13

  • Feb 5, 2018
  • Glyn Moody
  • Governments, News, Privacy, Programming, Security,

The real Strava heatmap story is not threats to national security, but about privacy and de-anonymization

At the end of January, Nathan Ruser posted a tweet about Strava, a Website and mobile app used to track athletic activity via GPS coordinates. It concerned Strava’s global heatmap: “the largest, richest, and most beautiful dataset of its kind. It is a visualization of Strava’s global network of athletes,” as the company puts it. … Continue reading “The real Strava heatmap story is not threats to national security, but about privacy and de-anonymization”

0

  • Nov 22, 2017
  • Glyn Moody
  • News, Privacy, Programming, Security,

The latest threat to your online privacy: exfiltration of personal data by website session-replay scripts

Last week, Privacy News Online reported on a worrying trend of increased surveillance in the workplace. This kind of spying includes capturing every keystroke workers make. The practice is regarded in many jurisdictions as acceptable because people are working on equipment provided by their employer, and use it to carry out tasks for the company … Continue reading “The latest threat to your online privacy: exfiltration of personal data by website session-replay scripts”

2

  • Nov 13, 2017
  • Glyn Moody
  • News, Privacy, Programming, Security,

Welcome to the brave new world of workplace surveillance

Here on Privacy News Online, we write a lot about government surveillance and its impact on privacy. Sadly, constant spying has been normalized to such an extent that workplace surveillance is a thriving new business sector that startups and established companies are rushing to serve. For example, InterGuard promises “complete end-user auditing and control”, and … Continue reading “Welcome to the brave new world of workplace surveillance”

0

  • Oct 20, 2017
  • Glyn Moody
  • Governments, News, Privacy, Programming, Security,

Good news on the privacy front: no more EU demands for crypto backdoors

Governments all around the world hate encryption. Unless they are being incredibly cunning by pretending they can’t break strong encryption when they can, this seems to be because crypto really does keep messages and data safe from prying governmental eyes. Banning strong encryption is clearly a non-starter – even the most clueless politician knows by … Continue reading “Good news on the privacy front: no more EU demands for crypto backdoors”

0

  • Oct 18, 2017
  • Glyn Moody
  • News, Privacy, Programming,

Powerful and pervasive artificial intelligence is coming: now is the time to talk about its impact on privacy
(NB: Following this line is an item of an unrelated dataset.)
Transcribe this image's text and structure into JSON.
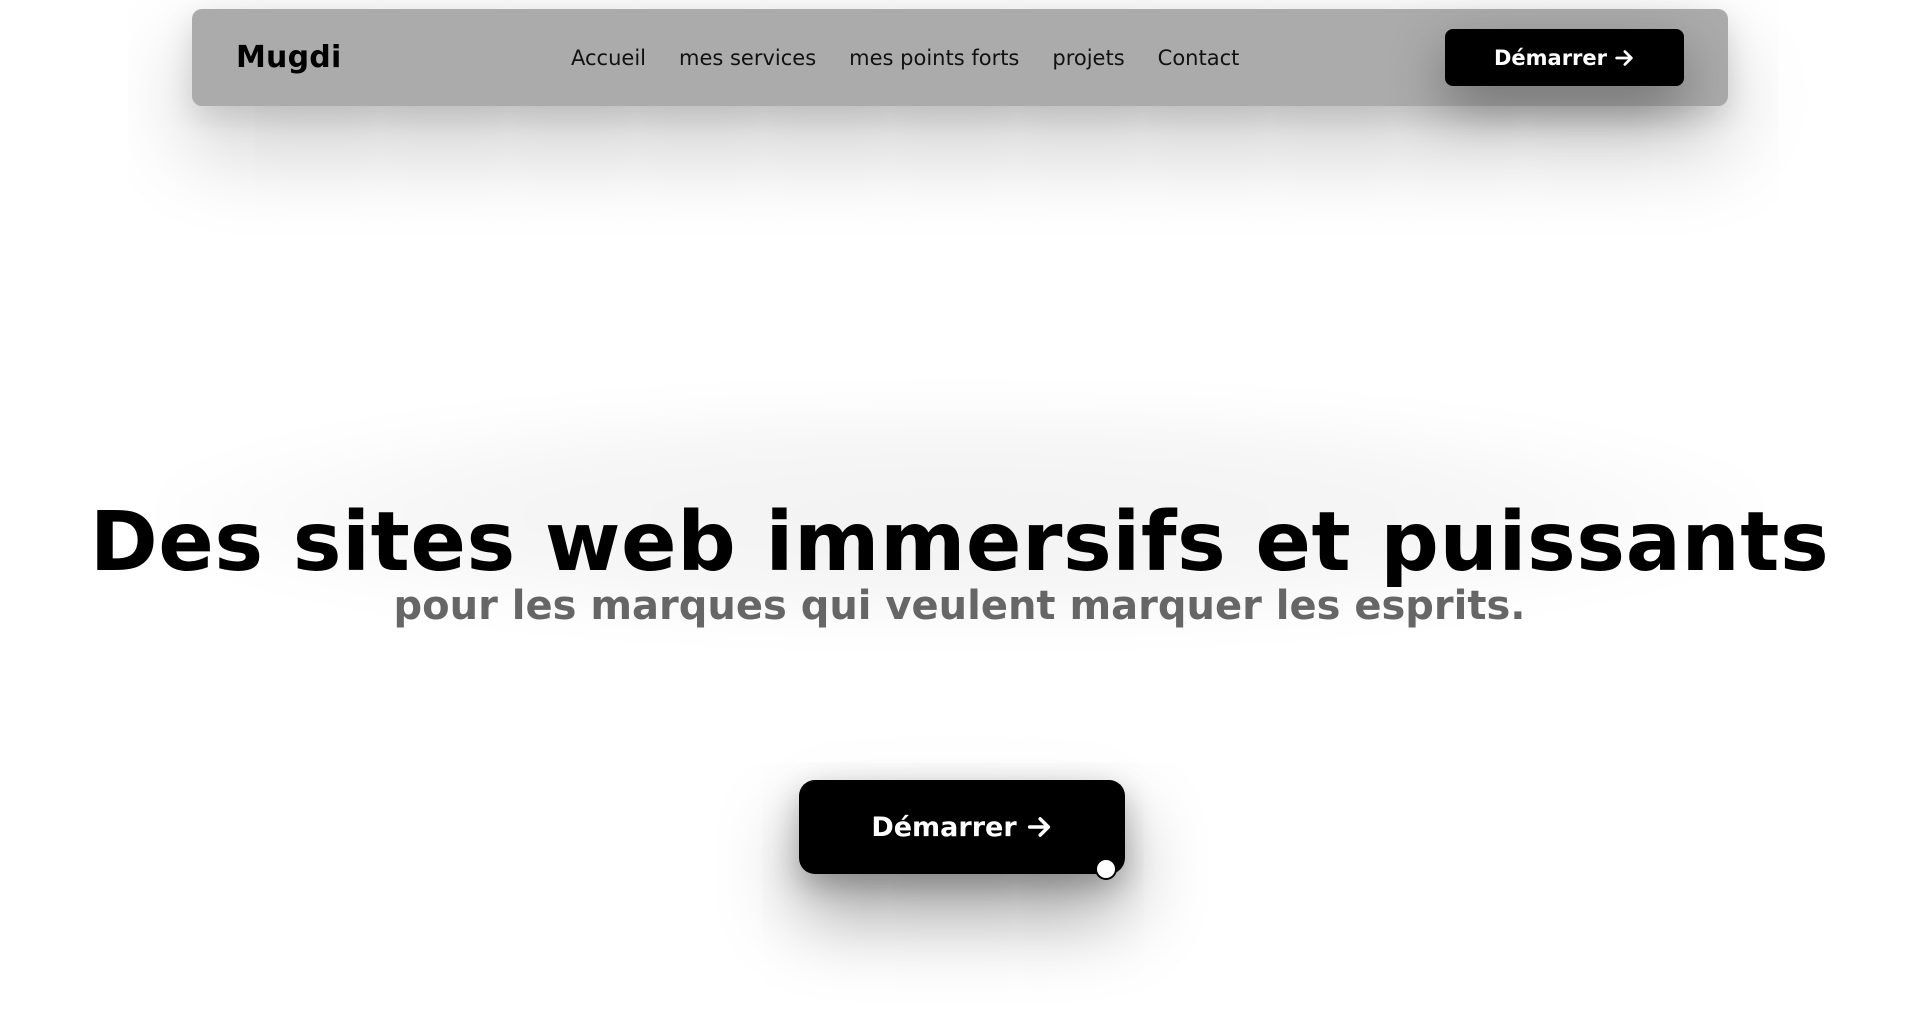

Artificial intelligence (AI) is rather like the GNU/Linux desktop: every year is the one when it will finally take off. Indeed, this has been true for AI far longer than for the GNU/Linux desktop, since it is generally held that AI as a discipline was born back in 1956, whereas the GNU project only started … Continue reading “Powerful and pervasive artificial intelligence is coming: now is the time to talk about its impact on privacy”

0

  • Sep 25, 2017
  • Glyn Moody
  • Governments, Privacy, Programming, Security,

The race to save online privacy: what happens when quantum computers can break all our crypto?

Although many people are well aware of the many threats to their privacy, there is an underlying assumption that the use of strong encryption will always be available to mitigate those problems. Governments will doubtless continue to push for backdoors in encrypted Internet services like WhatsApp. But even if they do get their way by … Continue reading “The race to save online privacy: what happens when quantum computers can break all our crypto?”

1

  • Sep 21, 2017
  • Glyn Moody
  • News, Privacy, Programming, Security,

Opening the black boxes: algorithmic bias and the need for accountability

Here on Privacy News Online we’ve written a number of stories about the privacy implications of DNA. There’s an important case going through the Californian courts at the moment that involves DNA and privacy, but whose ramifications go far beyond those issues: “In this case, a defendant was linked to a series of rapes by … Continue reading “Opening the black boxes: algorithmic bias and the need for accountability”

1